Media agency network GroupM has announced from the first quarter of this year it will trade on viewability across a number of Aussie publishers.
To have an ad that’s viewable means it’s been seen by a human, not a bot or something else. At the moment, the Interactive Advertising Bureau (IAB) deems an ad viewable if 50 per cent of the pixels of an ad is in view on the screen for at least one second. If it’s a video ad, it’s a two second minimum for it to be viewable.
The announcement todays sees GroupM guarantee 100 per cent viewability within certain ad placements for publishers, a standard that other agencies are striving for. When asked what key placements the network was able to guarantee 100 per cent viewability on, John Miskelly, chief digital officer, told B&T it’s dependent on the publisher, but they’ve come up with areas that will be traded on 100 per cent.
The publishers that have agreed to the standard include ninemsn, Fairfax Media, The Guardian, News Digital, Yahoo, Mamamia, MCN, Inmobi and Carsguide.
Alice Manners, CEO of the IAB Australia, said that while the announcement was great, it doesn’t take into account “local market nuances”.
“IAB’s response to viewability is to address the entire industry – and at the moment there are technological constraints which means that trading on viewability isn’t ideal,” she told B&T. “If you look at the IAB in the US, they describe 2015 as the ‘year of transition’. That’s where the Australian market is kind of at.
“We’re all completely behind viewability, but where we’re at currently in Australia we all need to get involved to tackle that.”

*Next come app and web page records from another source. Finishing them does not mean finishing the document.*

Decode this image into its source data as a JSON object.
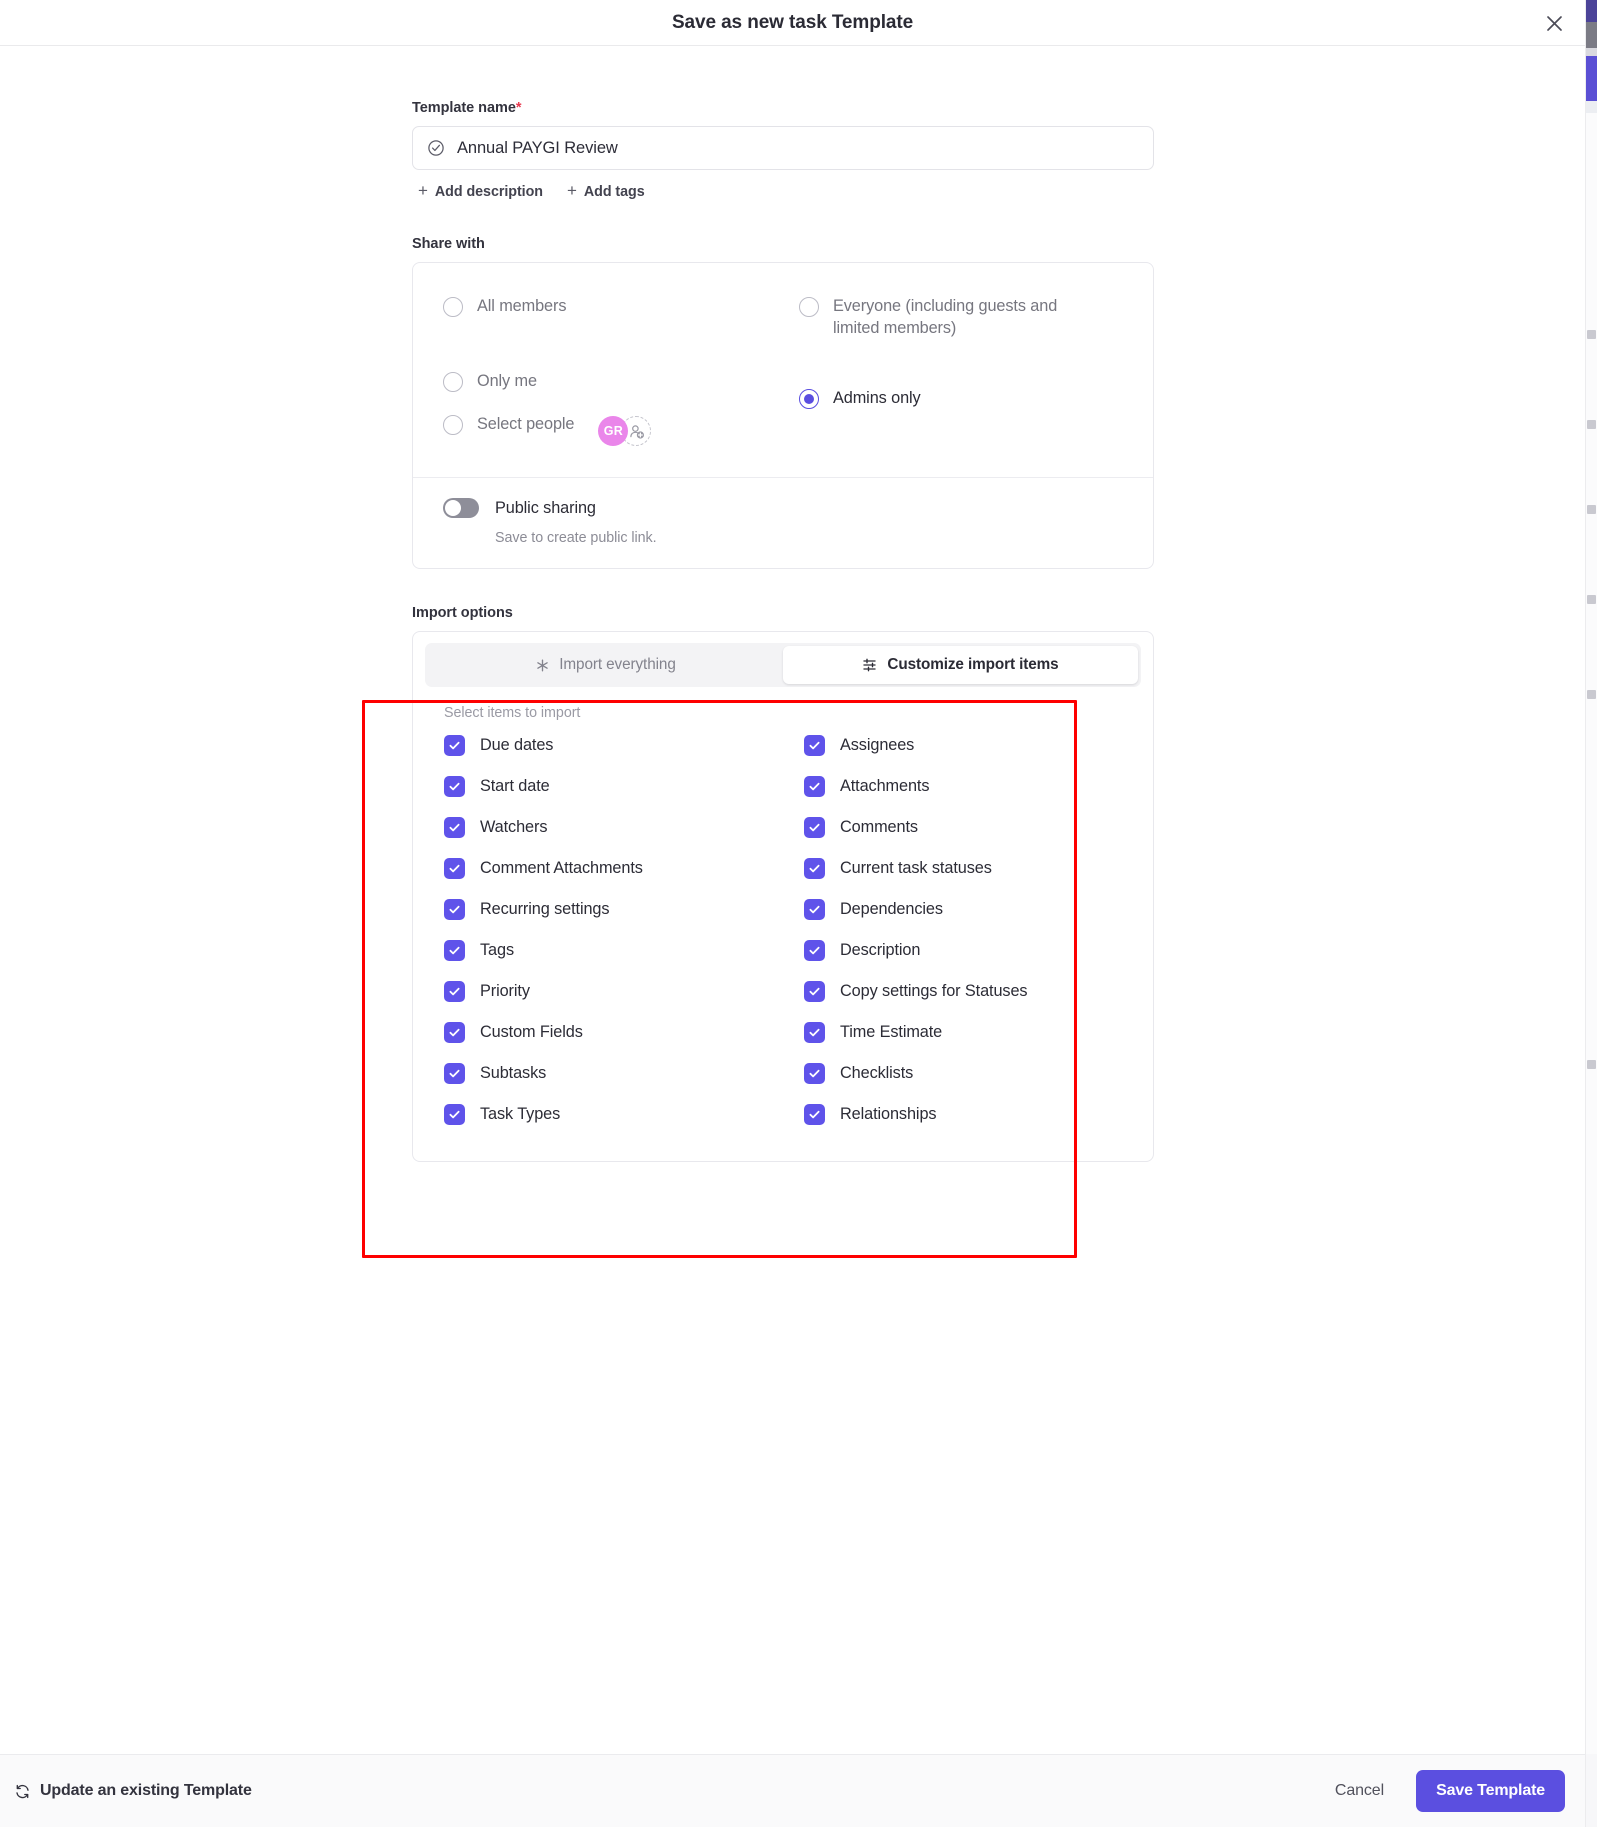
{
  "modal": {
    "title": "Save as new task Template",
    "close_icon": "close-icon"
  },
  "template_name": {
    "label": "Template name",
    "required_marker": "*",
    "value": "Annual PAYGI Review",
    "placeholder": "Template name",
    "icon": "task-check-circle-icon"
  },
  "quick_actions": [
    {
      "label": "Add description",
      "icon": "plus-icon"
    },
    {
      "label": "Add tags",
      "icon": "plus-icon"
    }
  ],
  "share_with": {
    "label": "Share with",
    "options": [
      {
        "label": "All members",
        "checked": false,
        "column": "left"
      },
      {
        "label": "Only me",
        "checked": false,
        "column": "left"
      },
      {
        "label": "Select people",
        "checked": false,
        "column": "left",
        "has_people": true
      },
      {
        "label": "Everyone (including guests and limited members)",
        "checked": false,
        "column": "right"
      },
      {
        "label": "Admins only",
        "checked": true,
        "column": "right"
      }
    ],
    "people": {
      "avatar_initials": "GR",
      "avatar_color": "#ea86ea",
      "add_person_icon": "add-person-icon"
    },
    "public_sharing": {
      "label": "Public sharing",
      "enabled": false,
      "hint": "Save to create public link."
    }
  },
  "import_options": {
    "label": "Import options",
    "tabs": [
      {
        "label": "Import everything",
        "active": false,
        "icon": "asterisk-icon"
      },
      {
        "label": "Customize import items",
        "active": true,
        "icon": "sliders-icon"
      }
    ],
    "select_hint": "Select items to import",
    "items_left": [
      {
        "label": "Due dates",
        "checked": true
      },
      {
        "label": "Start date",
        "checked": true
      },
      {
        "label": "Watchers",
        "checked": true
      },
      {
        "label": "Comment Attachments",
        "checked": true
      },
      {
        "label": "Recurring settings",
        "checked": true
      },
      {
        "label": "Tags",
        "checked": true
      },
      {
        "label": "Priority",
        "checked": true
      },
      {
        "label": "Custom Fields",
        "checked": true
      },
      {
        "label": "Subtasks",
        "checked": true
      },
      {
        "label": "Task Types",
        "checked": true
      }
    ],
    "items_right": [
      {
        "label": "Assignees",
        "checked": true
      },
      {
        "label": "Attachments",
        "checked": true
      },
      {
        "label": "Comments",
        "checked": true
      },
      {
        "label": "Current task statuses",
        "checked": true
      },
      {
        "label": "Dependencies",
        "checked": true
      },
      {
        "label": "Description",
        "checked": true
      },
      {
        "label": "Copy settings for Statuses",
        "checked": true
      },
      {
        "label": "Time Estimate",
        "checked": true
      },
      {
        "label": "Checklists",
        "checked": true
      },
      {
        "label": "Relationships",
        "checked": true
      }
    ]
  },
  "footer": {
    "update_existing": "Update an existing Template",
    "update_icon": "refresh-icon",
    "cancel": "Cancel",
    "save": "Save Template"
  },
  "colors": {
    "accent": "#5b4fe0",
    "checkbox": "#5f53ea",
    "annotation": "#fe0000",
    "avatar": "#ea86ea"
  }
}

The announcement from GroupM today sees the network partner with analytical company Moat – a company that is accredited by the Media Rating Council to correctly measure the viewability of an ad. Moat was also the first company to be mobile accredited in the States, with Miskelly saying GroupM over here will trade on viewability on mobile devices. Currently, the IAB in Australia is only working from a desktop perspective.
“Rightfully, confidence in digital advertising has been knocked over the last year due to issues such as brand safety, ad fraud and viewability,” said Miskelly in a statement.

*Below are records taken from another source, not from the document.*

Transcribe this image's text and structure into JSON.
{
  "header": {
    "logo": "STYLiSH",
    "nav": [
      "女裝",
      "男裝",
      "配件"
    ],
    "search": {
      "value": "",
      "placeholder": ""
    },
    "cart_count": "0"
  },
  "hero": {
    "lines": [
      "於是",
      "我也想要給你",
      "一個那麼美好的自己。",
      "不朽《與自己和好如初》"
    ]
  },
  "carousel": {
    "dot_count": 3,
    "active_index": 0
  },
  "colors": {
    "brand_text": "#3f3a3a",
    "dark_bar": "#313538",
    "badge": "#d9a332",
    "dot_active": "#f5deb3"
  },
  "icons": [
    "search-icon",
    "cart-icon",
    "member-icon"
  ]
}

“GroupM’s goal is to ensure the absolute best digital advertising for our agencies’ clients. We took this position above the industry standard both to achieve that goal and to help restore faith in the medium.

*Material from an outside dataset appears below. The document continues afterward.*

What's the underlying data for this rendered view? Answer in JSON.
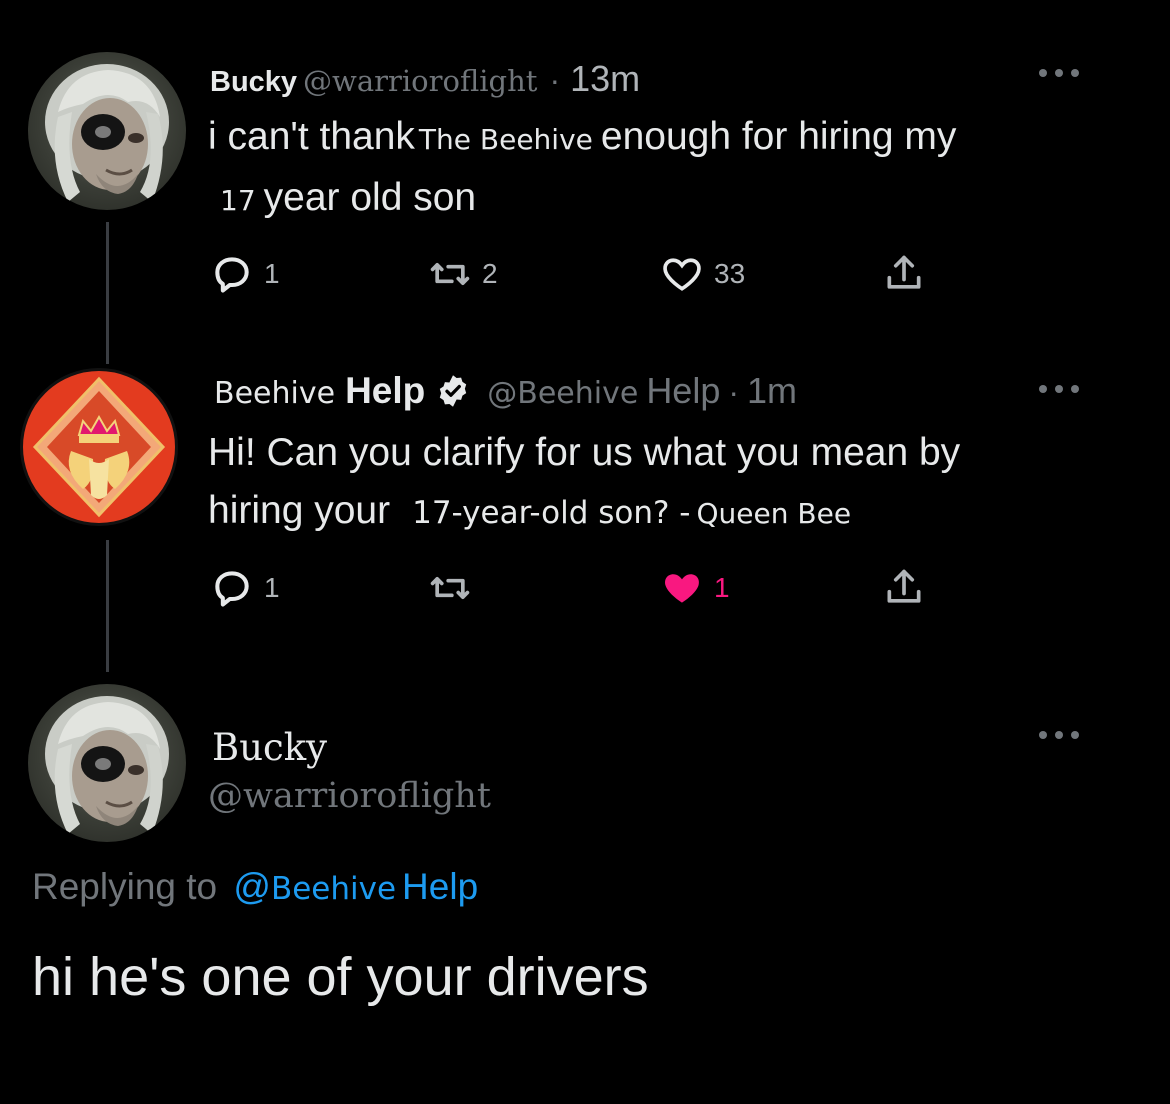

“Locally, we have been analysing around 2.5 billion lines of viewability data a month for the last 1.5 years and have been working with key publishers to share insights into their performance as well as with our global team to get to this standard.”
GroupM’s director of technical operations, Timothy Whitfield, added: “It’s important to work with a trusted partner for verification of viewability and we have this in Moat who provides these services globally. Their vision and capabilities for enhancing brand safety, ensuring viewability and reducing, ad-fraud aligns with GroupM’s goals.
“They have a direct integration with Facebook, YouTube & Twitter and are the first vendor to be MRC accredited for mobile viewability. We are deploying their technology at scale in Q1 2016 and directly integrating their solution with our internal systems at GroupM. This will allow us to have an unparalleled overview of brand safety, ad-fraud and viewability for all clients. This deep insight into the data will give or clients, yet another, unfair advantage to further boost the performance of all their campaigns.”
GroupM isn’t the only network to push for viewable trading. Late 2015 saw IPG Mediabrands’ agency Magna Global dive headlong into tackling viewability, promising to try and get as close to 100 per cent viewability as possible for its clients.
The initiative is called Project Quality, and gives clients access to a report that details the current levels of viewability, site quality and delivery of measurable impressions.
Some agencies are pushing forward on viewability, however the IAB isn’t quite there yet. So should agencies wait for the IAB or surge ahead?
Manners said it’s all about transparency with clients about the state of the Australian market.
“And having very clear guidelines as to how they’re using these metrics and what they’re measuring and ensuring there is that transparency with the marketer on that and understanding it is bigger than one agency group,” she said.